She let Ezio go, then, and gave him a push in Leonardo's direction. "Go on, ragazzi. Have fun," she said, sashaying off in the opposite direction, laughing.
"What an interesting person," said Leonardo as she disappeared into the crowd. "I don't think I would want her angry at me." He grinned at Ezio. "She seems quite...predatory."
"You don't know the half of it, my friend." Ezio fell into step beside him as they walked. He was possessed of his usual grace, but there was an edge there that Leonardo did not often see.
They said nothing more for a while. Leonardo enjoyed the company, even if Ezio was a bit surlier than usual. After a few moments of this, however, Leonardo struck up a somewhat one-sided conversation in an effort to distract his friend from whatever was bothering him. He commented on the intricate stonework on a particular building, the untrained but heartfelt singing of a gondoliere, the gorgeous weather.
Ezio remained tense at first, but by the time they reached the workshop, he had unwound enough to grin and even offer a reply or two. He still looked weary, but Leonardo was gratified to see the corners of Ezio's mouth curving upward. His stride loosened and became less clipped, and even the set of his shoulders changed.
He calmed further when they were inside and the door was shut behind them. Ezio took in a deep breath as if the smells of paint and wood were the most comforting things in the world to him. He moved into the center of the room, absently pulling his hood back as he stepped inside, and Leonardo could not look away from that beautiful, if haunted, profile.
Ezio crossed into the path of a sunbeam that lanced through one of the workshop's high windows. Dust motes hung suspended in the air, glowing bright as fireflies, and now Ezio stood amid them with his eyes closed. He tilted his head back as if to accept a kiss from the sun. The light found purchase in his hair and lashes where it limned the dark strands with fiery gold. His skin, it turned to the color of honey with deep black shadows wherever the shape of his face curved away. In this way, Leonardo could see a scar he had never noticed before, and the hollows under Ezio's eyes, and the line that had appeared between Ezio's brows somewhere along the way.
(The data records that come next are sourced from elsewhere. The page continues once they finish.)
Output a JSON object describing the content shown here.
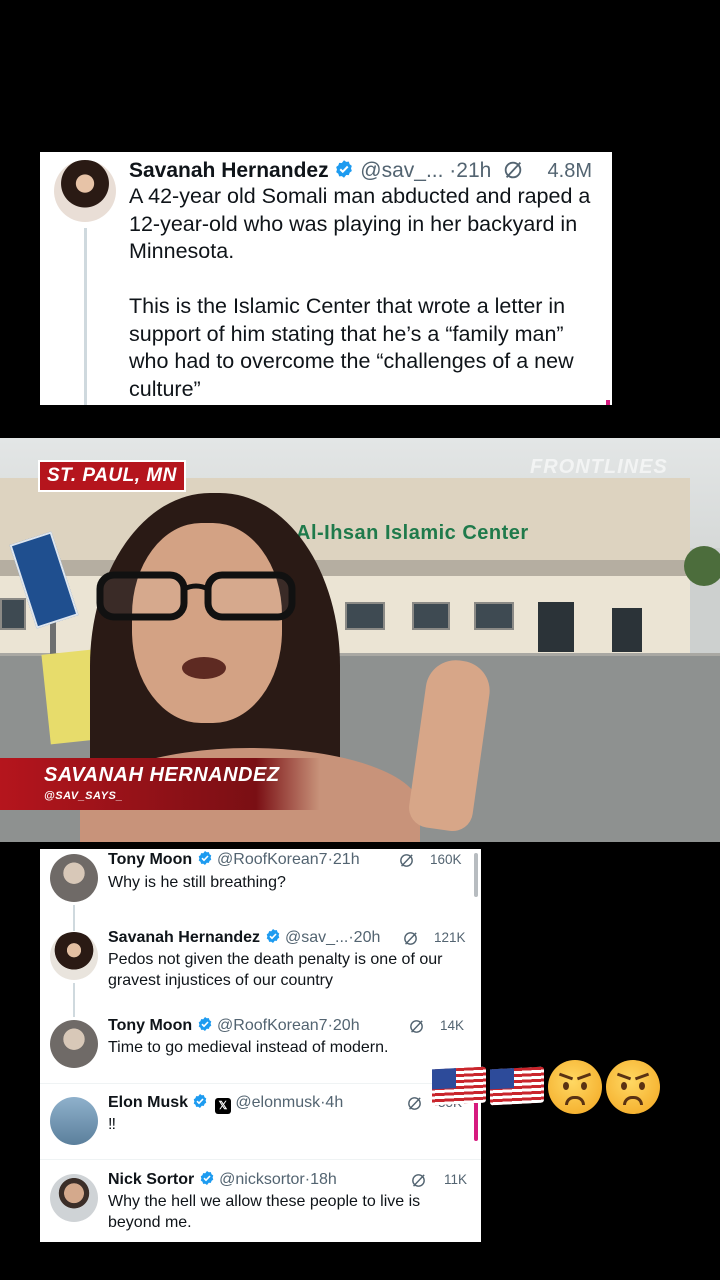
{
  "main_tweet": {
    "author_name": "Savanah Hernandez",
    "handle": "@sav_...",
    "time": "21h",
    "views": "4.8M",
    "body": "A 42-year old Somali man abducted and raped a 12-year-old who was playing in her backyard in Minnesota.\n\nThis is the Islamic Center that wrote a letter in support of him stating that he’s a “family man” who had to overcome the “challenges of a new culture”"
  },
  "video": {
    "location_tag": "ST. PAUL, MN",
    "watermark": "FRONTLINES",
    "building_sign": "Al-Ihsan Islamic Center",
    "lower_third_name": "SAVANAH HERNANDEZ",
    "lower_third_handle": "@SAV_SAYS_"
  },
  "replies": [
    {
      "author_name": "Tony Moon",
      "handle": "@RoofKorean7",
      "time": "21h",
      "views": "160K",
      "text": "Why is he still breathing?"
    },
    {
      "author_name": "Savanah Hernandez",
      "handle": "@sav_...",
      "time": "20h",
      "views": "121K",
      "text": "Pedos not given the death penalty is one of our gravest injustices of our country"
    },
    {
      "author_name": "Tony Moon",
      "handle": "@RoofKorean7",
      "time": "20h",
      "views": "14K",
      "text": "Time to go medieval instead of modern."
    },
    {
      "author_name": "Elon Musk",
      "handle": "@elonmusk",
      "time": "4h",
      "views": "35K",
      "text": "‼",
      "badge": "𝕏"
    },
    {
      "author_name": "Nick Sortor",
      "handle": "@nicksortor",
      "time": "18h",
      "views": "11K",
      "text": "Why the hell we allow these people to live is beyond me."
    }
  ],
  "overlay_emojis": [
    "us-flag",
    "us-flag",
    "angry-face",
    "angry-face"
  ],
  "colors": {
    "verified_blue": "#1d9bf0",
    "text_primary": "#0f1419",
    "text_secondary": "#536471",
    "banner_red": "#b5151d",
    "accent_pink": "#d61a7f"
  }
}
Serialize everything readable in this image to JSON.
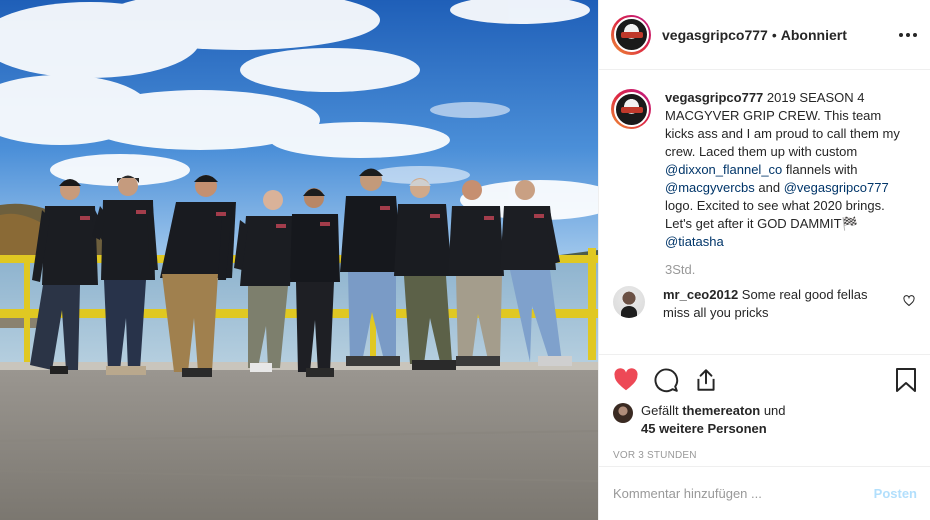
{
  "post": {
    "username": "vegasgripco777",
    "follow_status": "Abonniert",
    "separator": "•"
  },
  "caption": {
    "username": "vegasgripco777",
    "text_1": " 2019 SEASON 4 MACGYVER GRIP CREW. This team kicks ass and I am proud to call them my crew. Laced them up with custom ",
    "mention_1": "@dixxon_flannel_co",
    "text_2": " flannels with ",
    "mention_2": "@macgyvercbs",
    "text_3": " and ",
    "mention_3": "@vegasgripco777",
    "text_4": " logo. Excited to see what 2020 brings. Let's get after it GOD DAMMIT🏁 ",
    "mention_4": "@tiatasha",
    "time": "3Std."
  },
  "comment": {
    "username": "mr_ceo2012",
    "text": " Some real good fellas miss all you pricks"
  },
  "likes": {
    "prefix": "Gefällt ",
    "user": "themereaton",
    "middle": " und",
    "others": "45 weitere Personen"
  },
  "timestamp": "VOR 3 STUNDEN",
  "add_comment": {
    "placeholder": "Kommentar hinzufügen ...",
    "post_label": "Posten"
  },
  "colors": {
    "liked_heart": "#ed4956",
    "mention": "#003569",
    "post_disabled": "#b2dffc",
    "muted": "#999999"
  },
  "icons": [
    "more-icon",
    "heart-filled-icon",
    "comment-icon",
    "share-icon",
    "bookmark-icon",
    "heart-outline-icon"
  ]
}
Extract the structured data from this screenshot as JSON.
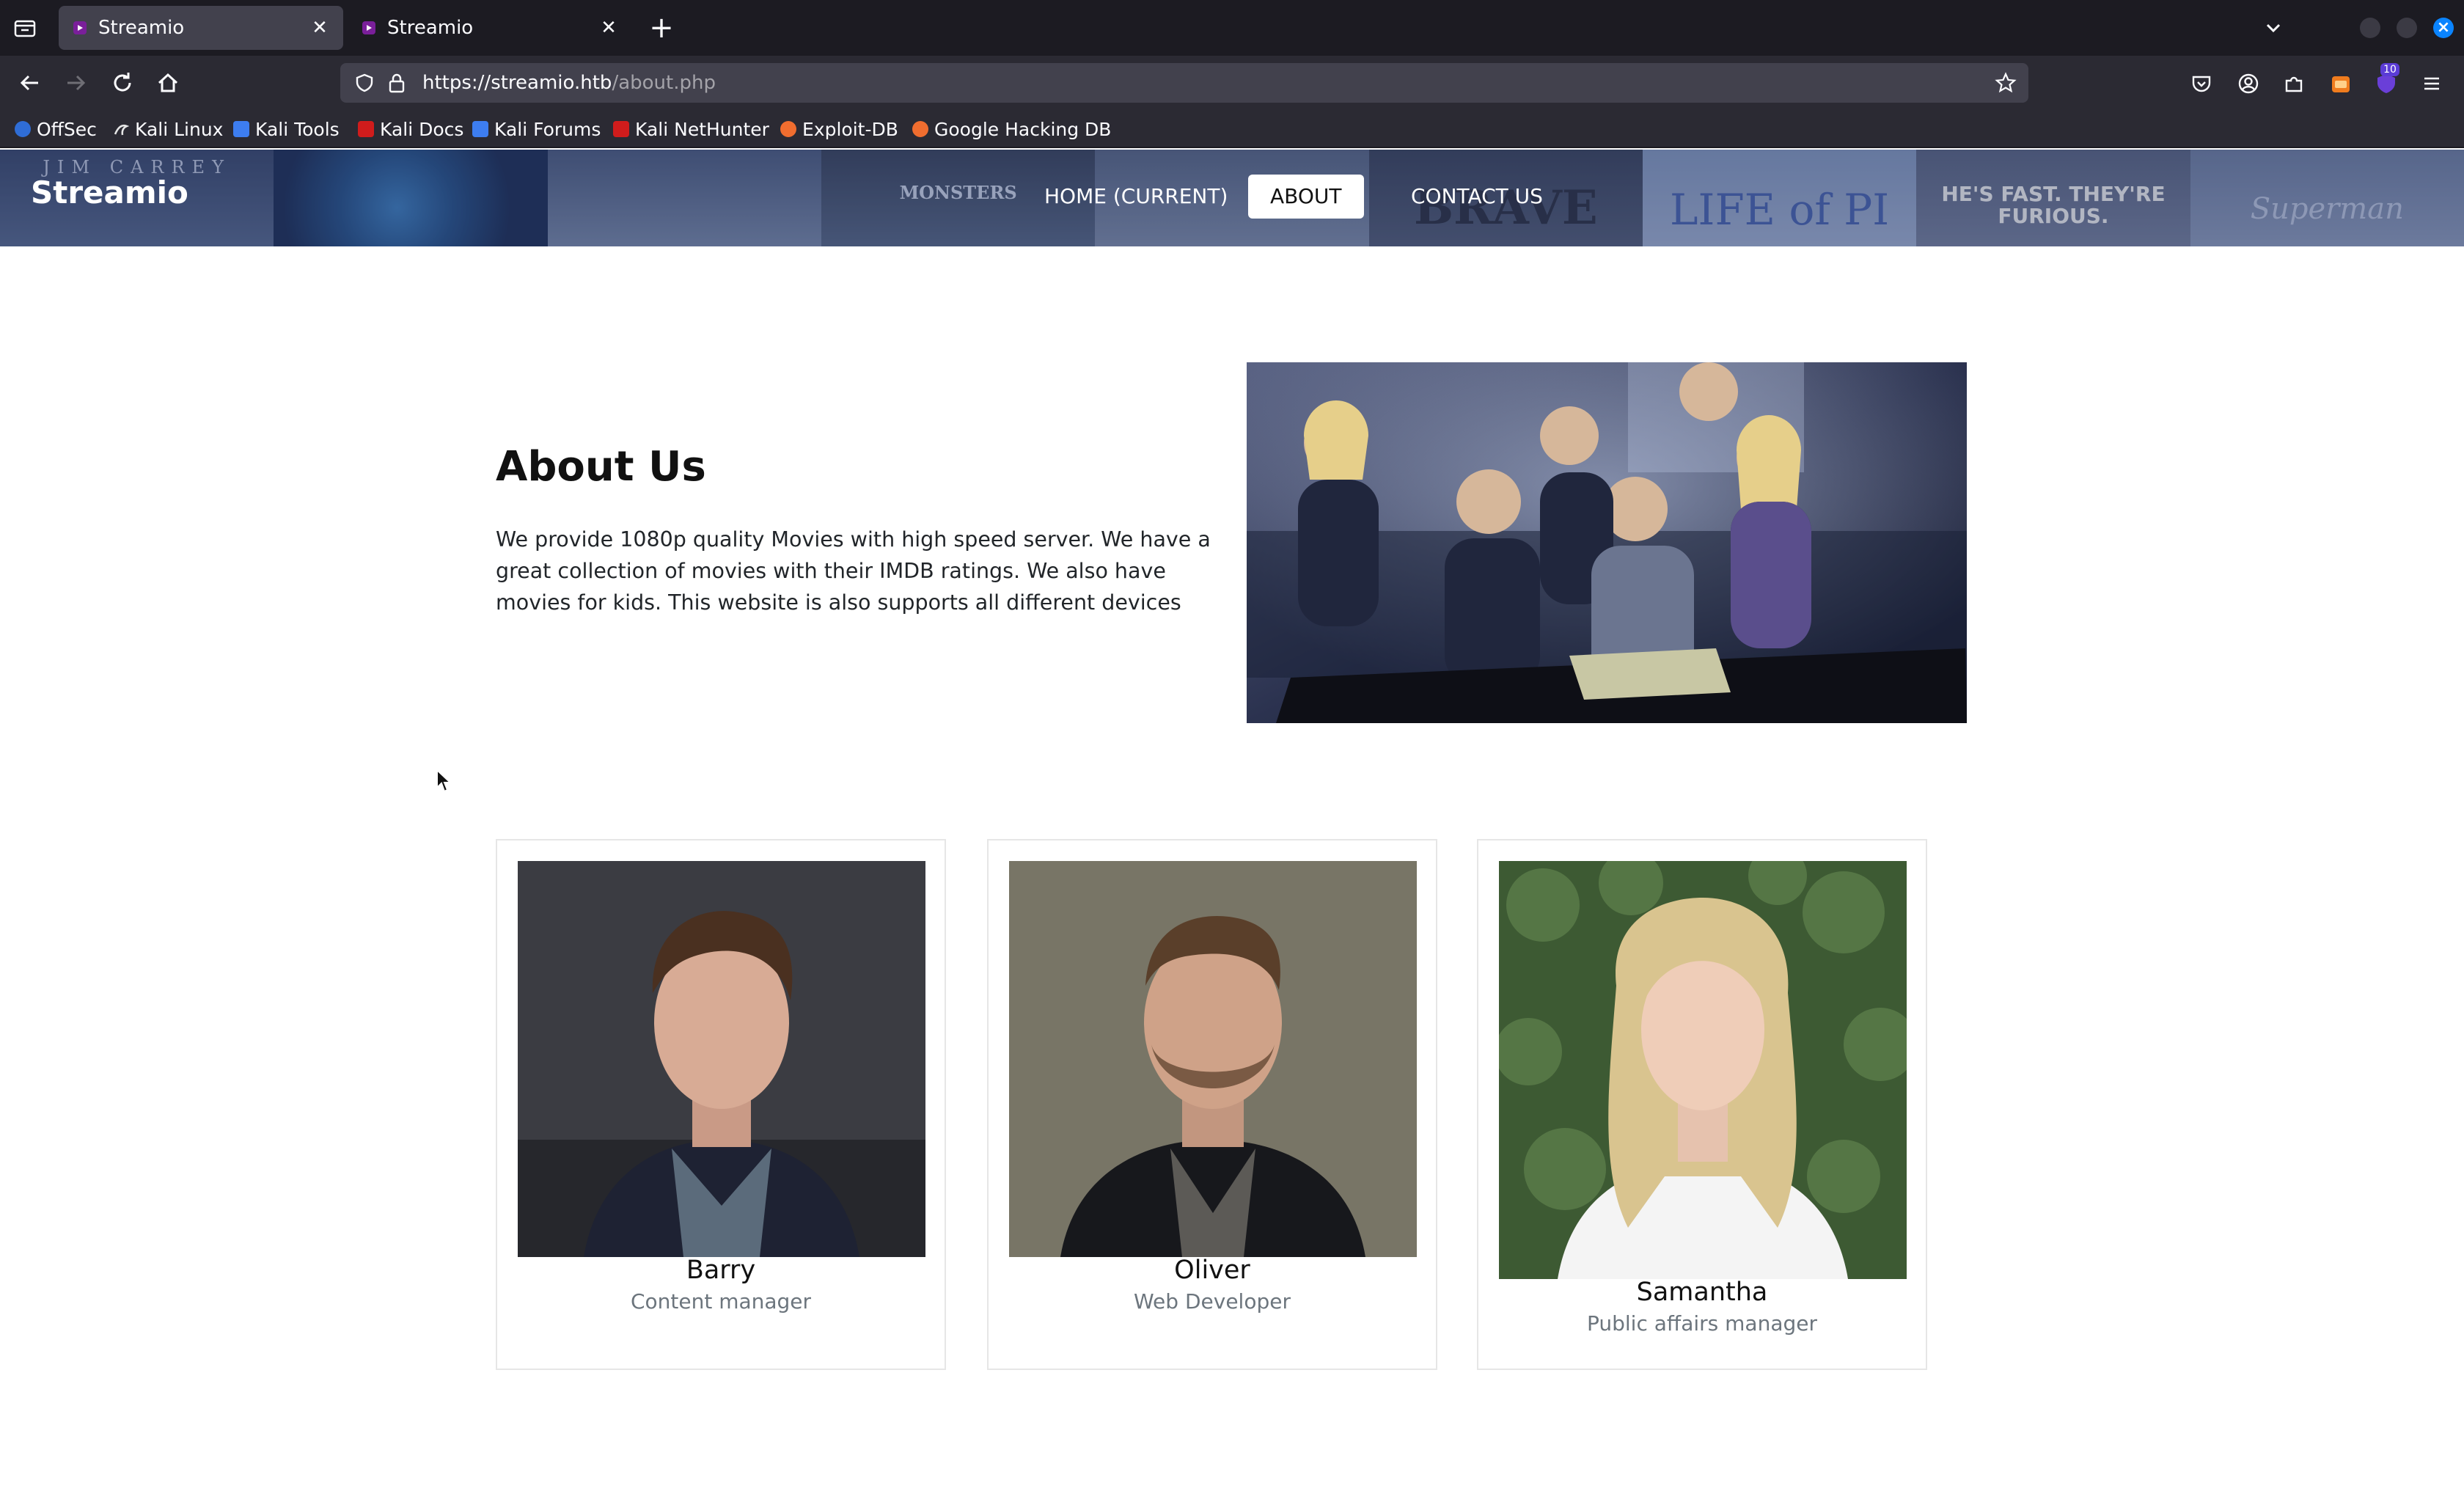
{
  "browser": {
    "tabs": [
      {
        "title": "Streamio",
        "active": true
      },
      {
        "title": "Streamio",
        "active": false
      }
    ],
    "url_host": "https://streamio.htb",
    "url_path": "/about.php",
    "extension_badge": "10",
    "bookmarks": [
      {
        "label": "OffSec",
        "icon_color": "#2f6dd6"
      },
      {
        "label": "Kali Linux",
        "icon_color": "#e6e6e6"
      },
      {
        "label": "Kali Tools",
        "icon_color": "#3d7df0"
      },
      {
        "label": "Kali Docs",
        "icon_color": "#d01c1c"
      },
      {
        "label": "Kali Forums",
        "icon_color": "#3d7df0"
      },
      {
        "label": "Kali NetHunter",
        "icon_color": "#d01c1c"
      },
      {
        "label": "Exploit-DB",
        "icon_color": "#f06d2f"
      },
      {
        "label": "Google Hacking DB",
        "icon_color": "#f06d2f"
      }
    ]
  },
  "site": {
    "brand": "Streamio",
    "nav": [
      {
        "label": "HOME (CURRENT)",
        "active": false
      },
      {
        "label": "ABOUT",
        "active": true
      },
      {
        "label": "CONTACT US",
        "active": false
      }
    ],
    "banner_posters": [
      "JIM CARREY",
      "",
      "",
      "MONSTERS",
      "",
      "BRAVE",
      "LIFE of PI",
      "HE'S FAST. THEY'RE FURIOUS.",
      "Superman"
    ]
  },
  "about": {
    "title": "About Us",
    "text": "We provide 1080p quality Movies with high speed server. We have a great collection of movies with their IMDB ratings. We also have movies for kids. This website is also supports all different devices"
  },
  "team": [
    {
      "name": "Barry",
      "role": "Content manager"
    },
    {
      "name": "Oliver",
      "role": "Web Developer"
    },
    {
      "name": "Samantha",
      "role": "Public affairs manager"
    }
  ],
  "colors": {
    "chrome_dark": "#1c1b22",
    "chrome_toolbar": "#2b2a33",
    "accent": "#0a84ff"
  }
}
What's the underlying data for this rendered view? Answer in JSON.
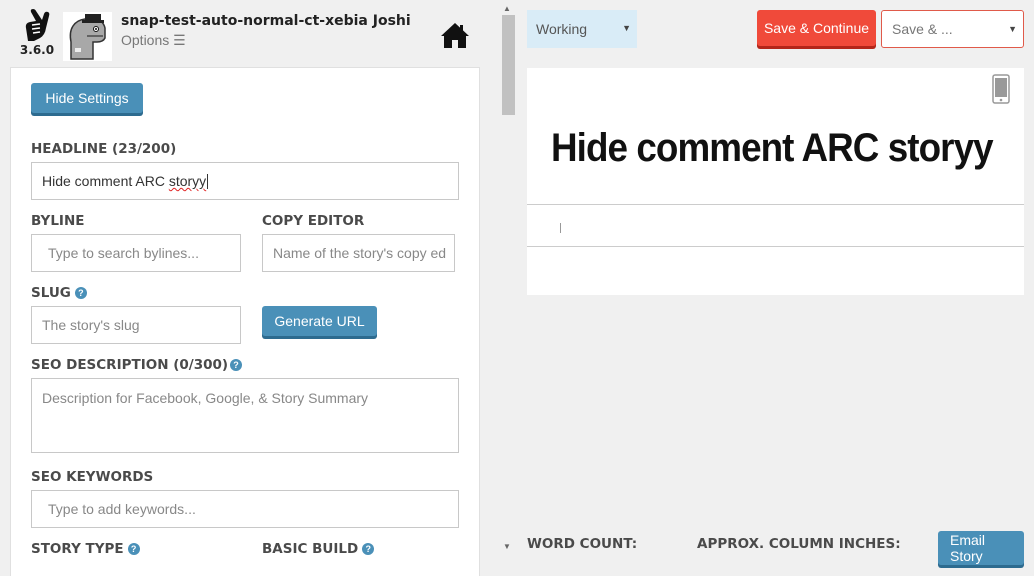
{
  "header": {
    "version": "3.6.0",
    "user_name": "snap-test-auto-normal-ct-xebia Joshi",
    "options_label": "Options ☰"
  },
  "settings": {
    "hide_settings_label": "Hide Settings",
    "headline": {
      "label": "HEADLINE (23/200)",
      "value_word1": "Hide comment ARC ",
      "value_word2": "storyy"
    },
    "byline": {
      "label": "BYLINE",
      "placeholder": "Type to search bylines..."
    },
    "copy_editor": {
      "label": "COPY EDITOR",
      "placeholder": "Name of the story's copy ed"
    },
    "slug": {
      "label": "SLUG",
      "placeholder": "The story's slug"
    },
    "generate_url_label": "Generate URL",
    "seo_description": {
      "label": "SEO DESCRIPTION (0/300)",
      "placeholder": "Description for Facebook, Google, & Story Summary"
    },
    "seo_keywords": {
      "label": "SEO KEYWORDS",
      "placeholder": "Type to add keywords..."
    },
    "story_type": {
      "label": "STORY TYPE"
    },
    "basic_build": {
      "label": "BASIC BUILD"
    },
    "help_glyph": "?"
  },
  "toolbar": {
    "status_value": "Working",
    "save_continue_label": "Save & Continue",
    "save_menu_value": "Save & ..."
  },
  "preview": {
    "headline": "Hide comment ARC storyy"
  },
  "footer": {
    "word_count_label": "WORD COUNT:",
    "column_inches_label": "APPROX. COLUMN INCHES:",
    "email_story_label": "Email Story"
  },
  "colors": {
    "accent_blue": "#4a90b8",
    "save_red": "#f04a3a",
    "status_bg": "#d9ecf7"
  }
}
He looked like an angel, albeit one beset by earthly woes.
"Bello," murmured Leonardo at the vision. Immediately he regretted it, for the spell was broken. Ezio, back to being mortal and no longer a heavenly messenger, looked at him, curious.
"Did you say something?" he asked. Leonardo waved a hand.
"It is nothing. So! What did you want to talk about? Is it another Codex page?" All things considered, Leonardo thought he had covered himself quite well. He didn't have to force the interest, either-he positively adored the challenge each page brought. They were so different from his usual work, a rare language to study and on top of that, each page had a unique puzzle to solve. Of course, each page also gave him an opportunity to talk with Ezio. But beyond that, he felt like it was one good, solid way in which he could help his friend.
So the little disappointment that he felt when Ezio shook his head was not feigned, though now he was mystified. If not the Codex, then what...?
"I need to ask you something, Leonardo," Ezio began, and now he looked terribly self-conscious. "I wondered if I could..." he paused, looked away, "...if I could stay here. For a few nights."
Leonardo raised a brow. "Well, naturally. You know you're always welcome."
"No, no!" Ezio shook his head vehemently this time. "That's not what I mean at all. Porco mondo! How to put this?" He began to pace, agitated, and Leonardo watched him struggle for a few moments. "I mean-"
It hit Leonardo then. He fixed Ezio with an incredulous glare. "You are not suggesting what I think you are suggesting."
Ezio looked uneasy, and Leonardo swore.